_TASK DETAILS_: Reproduce the listing below in full and without alteration, apart from its pictures.

——————

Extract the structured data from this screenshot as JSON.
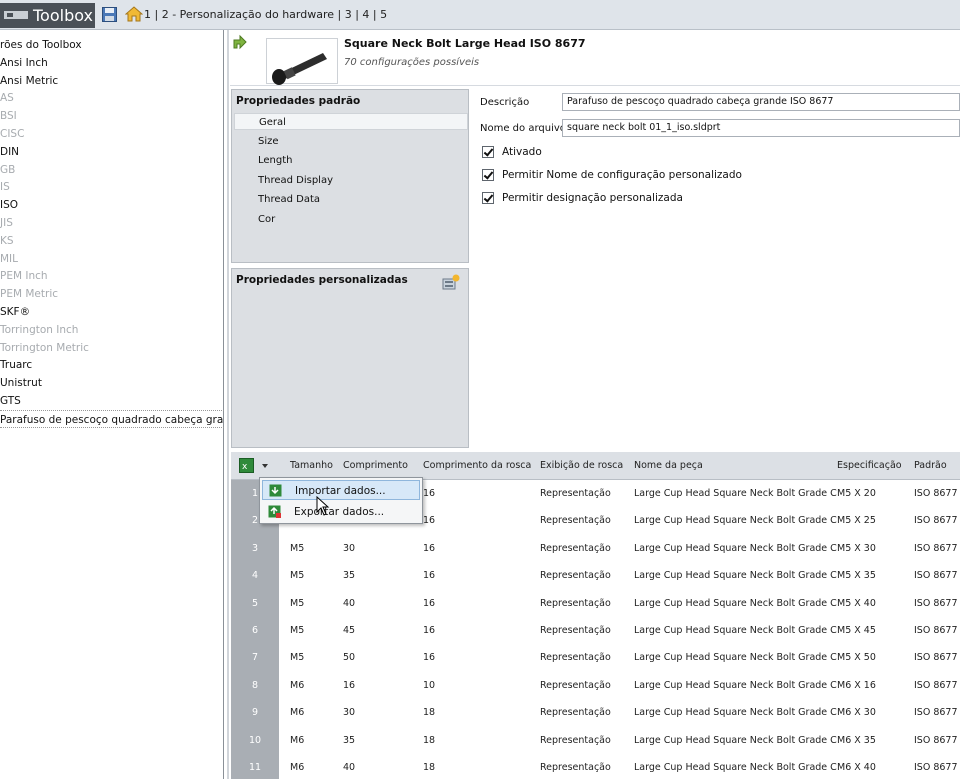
{
  "titlebar": {
    "app_label": "Toolbox",
    "steps": "1 | 2 - Personalização do hardware | 3 | 4 | 5"
  },
  "tree": {
    "items": [
      {
        "label": "rões do Toolbox",
        "dim": false
      },
      {
        "label": "Ansi Inch",
        "dim": false
      },
      {
        "label": "Ansi Metric",
        "dim": false
      },
      {
        "label": "AS",
        "dim": true
      },
      {
        "label": "BSI",
        "dim": true
      },
      {
        "label": "CISC",
        "dim": true
      },
      {
        "label": "DIN",
        "dim": false
      },
      {
        "label": "GB",
        "dim": true
      },
      {
        "label": "IS",
        "dim": true
      },
      {
        "label": "ISO",
        "dim": false
      },
      {
        "label": "JIS",
        "dim": true
      },
      {
        "label": "KS",
        "dim": true
      },
      {
        "label": "MIL",
        "dim": true
      },
      {
        "label": "PEM Inch",
        "dim": true
      },
      {
        "label": "PEM Metric",
        "dim": true
      },
      {
        "label": "SKF®",
        "dim": false
      },
      {
        "label": "Torrington Inch",
        "dim": true
      },
      {
        "label": "Torrington Metric",
        "dim": true
      },
      {
        "label": "Truarc",
        "dim": false
      },
      {
        "label": "Unistrut",
        "dim": false
      },
      {
        "label": "GTS",
        "dim": false
      },
      {
        "label": "Parafuso de pescoço quadrado cabeça grande ISO",
        "dim": false
      }
    ]
  },
  "header": {
    "title": "Square Neck Bolt Large Head ISO 8677",
    "subtitle": "70 configurações possíveis"
  },
  "standard_props": {
    "title": "Propriedades padrão",
    "items": [
      "Geral",
      "Size",
      "Length",
      "Thread Display",
      "Thread Data",
      "Cor"
    ]
  },
  "custom_props": {
    "title": "Propriedades personalizadas"
  },
  "form": {
    "desc_label": "Descrição",
    "desc_value": "Parafuso de pescoço quadrado cabeça grande ISO 8677",
    "file_label": "Nome do arquivo",
    "file_value": "square neck bolt 01_1_iso.sldprt",
    "checks": [
      "Ativado",
      "Permitir Nome de configuração personalizado",
      "Permitir designação personalizada"
    ]
  },
  "grid": {
    "columns": [
      "Tamanho",
      "Comprimento",
      "Comprimento da rosca",
      "Exibição de rosca",
      "Nome da peça",
      "Especificação",
      "Padrão"
    ],
    "rows": [
      [
        "1",
        "",
        "",
        "16",
        "Representação",
        "Large Cup Head Square Neck Bolt Grade C",
        "M5 X 20",
        "ISO 8677"
      ],
      [
        "2",
        "",
        "",
        "16",
        "Representação",
        "Large Cup Head Square Neck Bolt Grade C",
        "M5 X 25",
        "ISO 8677"
      ],
      [
        "3",
        "M5",
        "30",
        "16",
        "Representação",
        "Large Cup Head Square Neck Bolt Grade C",
        "M5 X 30",
        "ISO 8677"
      ],
      [
        "4",
        "M5",
        "35",
        "16",
        "Representação",
        "Large Cup Head Square Neck Bolt Grade C",
        "M5 X 35",
        "ISO 8677"
      ],
      [
        "5",
        "M5",
        "40",
        "16",
        "Representação",
        "Large Cup Head Square Neck Bolt Grade C",
        "M5 X 40",
        "ISO 8677"
      ],
      [
        "6",
        "M5",
        "45",
        "16",
        "Representação",
        "Large Cup Head Square Neck Bolt Grade C",
        "M5 X 45",
        "ISO 8677"
      ],
      [
        "7",
        "M5",
        "50",
        "16",
        "Representação",
        "Large Cup Head Square Neck Bolt Grade C",
        "M5 X 50",
        "ISO 8677"
      ],
      [
        "8",
        "M6",
        "16",
        "10",
        "Representação",
        "Large Cup Head Square Neck Bolt Grade C",
        "M6 X 16",
        "ISO 8677"
      ],
      [
        "9",
        "M6",
        "30",
        "18",
        "Representação",
        "Large Cup Head Square Neck Bolt Grade C",
        "M6 X 30",
        "ISO 8677"
      ],
      [
        "10",
        "M6",
        "35",
        "18",
        "Representação",
        "Large Cup Head Square Neck Bolt Grade C",
        "M6 X 35",
        "ISO 8677"
      ],
      [
        "11",
        "M6",
        "40",
        "18",
        "Representação",
        "Large Cup Head Square Neck Bolt Grade C",
        "M6 X 40",
        "ISO 8677"
      ]
    ]
  },
  "menu": {
    "import_label": "Importar dados...",
    "export_label": "Exportar dados..."
  }
}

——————

_OUTPUT FOR THIS TASK_:
Extract the structured data from this screenshot as JSON.
{
  "titlebar": {
    "app_label": "Toolbox",
    "steps": "1 | 2 - Personalização do hardware | 3 | 4 | 5"
  },
  "tree": {
    "items": [
      {
        "label": "rões do Toolbox",
        "dim": false
      },
      {
        "label": "Ansi Inch",
        "dim": false
      },
      {
        "label": "Ansi Metric",
        "dim": false
      },
      {
        "label": "AS",
        "dim": true
      },
      {
        "label": "BSI",
        "dim": true
      },
      {
        "label": "CISC",
        "dim": true
      },
      {
        "label": "DIN",
        "dim": false
      },
      {
        "label": "GB",
        "dim": true
      },
      {
        "label": "IS",
        "dim": true
      },
      {
        "label": "ISO",
        "dim": false
      },
      {
        "label": "JIS",
        "dim": true
      },
      {
        "label": "KS",
        "dim": true
      },
      {
        "label": "MIL",
        "dim": true
      },
      {
        "label": "PEM Inch",
        "dim": true
      },
      {
        "label": "PEM Metric",
        "dim": true
      },
      {
        "label": "SKF®",
        "dim": false
      },
      {
        "label": "Torrington Inch",
        "dim": true
      },
      {
        "label": "Torrington Metric",
        "dim": true
      },
      {
        "label": "Truarc",
        "dim": false
      },
      {
        "label": "Unistrut",
        "dim": false
      },
      {
        "label": "GTS",
        "dim": false
      },
      {
        "label": "Parafuso de pescoço quadrado cabeça grande ISO",
        "dim": false
      }
    ]
  },
  "header": {
    "title": "Square Neck Bolt Large Head ISO 8677",
    "subtitle": "70 configurações possíveis"
  },
  "standard_props": {
    "title": "Propriedades padrão",
    "items": [
      "Geral",
      "Size",
      "Length",
      "Thread Display",
      "Thread Data",
      "Cor"
    ]
  },
  "custom_props": {
    "title": "Propriedades personalizadas"
  },
  "form": {
    "desc_label": "Descrição",
    "desc_value": "Parafuso de pescoço quadrado cabeça grande ISO 8677",
    "file_label": "Nome do arquivo",
    "file_value": "square neck bolt 01_1_iso.sldprt",
    "checks": [
      "Ativado",
      "Permitir Nome de configuração personalizado",
      "Permitir designação personalizada"
    ]
  },
  "grid": {
    "columns": [
      "Tamanho",
      "Comprimento",
      "Comprimento da rosca",
      "Exibição de rosca",
      "Nome da peça",
      "Especificação",
      "Padrão"
    ],
    "rows": [
      [
        "1",
        "",
        "",
        "16",
        "Representação",
        "Large Cup Head Square Neck Bolt Grade C",
        "M5 X 20",
        "ISO 8677"
      ],
      [
        "2",
        "",
        "",
        "16",
        "Representação",
        "Large Cup Head Square Neck Bolt Grade C",
        "M5 X 25",
        "ISO 8677"
      ],
      [
        "3",
        "M5",
        "30",
        "16",
        "Representação",
        "Large Cup Head Square Neck Bolt Grade C",
        "M5 X 30",
        "ISO 8677"
      ],
      [
        "4",
        "M5",
        "35",
        "16",
        "Representação",
        "Large Cup Head Square Neck Bolt Grade C",
        "M5 X 35",
        "ISO 8677"
      ],
      [
        "5",
        "M5",
        "40",
        "16",
        "Representação",
        "Large Cup Head Square Neck Bolt Grade C",
        "M5 X 40",
        "ISO 8677"
      ],
      [
        "6",
        "M5",
        "45",
        "16",
        "Representação",
        "Large Cup Head Square Neck Bolt Grade C",
        "M5 X 45",
        "ISO 8677"
      ],
      [
        "7",
        "M5",
        "50",
        "16",
        "Representação",
        "Large Cup Head Square Neck Bolt Grade C",
        "M5 X 50",
        "ISO 8677"
      ],
      [
        "8",
        "M6",
        "16",
        "10",
        "Representação",
        "Large Cup Head Square Neck Bolt Grade C",
        "M6 X 16",
        "ISO 8677"
      ],
      [
        "9",
        "M6",
        "30",
        "18",
        "Representação",
        "Large Cup Head Square Neck Bolt Grade C",
        "M6 X 30",
        "ISO 8677"
      ],
      [
        "10",
        "M6",
        "35",
        "18",
        "Representação",
        "Large Cup Head Square Neck Bolt Grade C",
        "M6 X 35",
        "ISO 8677"
      ],
      [
        "11",
        "M6",
        "40",
        "18",
        "Representação",
        "Large Cup Head Square Neck Bolt Grade C",
        "M6 X 40",
        "ISO 8677"
      ]
    ]
  },
  "menu": {
    "import_label": "Importar dados...",
    "export_label": "Exportar dados..."
  }
}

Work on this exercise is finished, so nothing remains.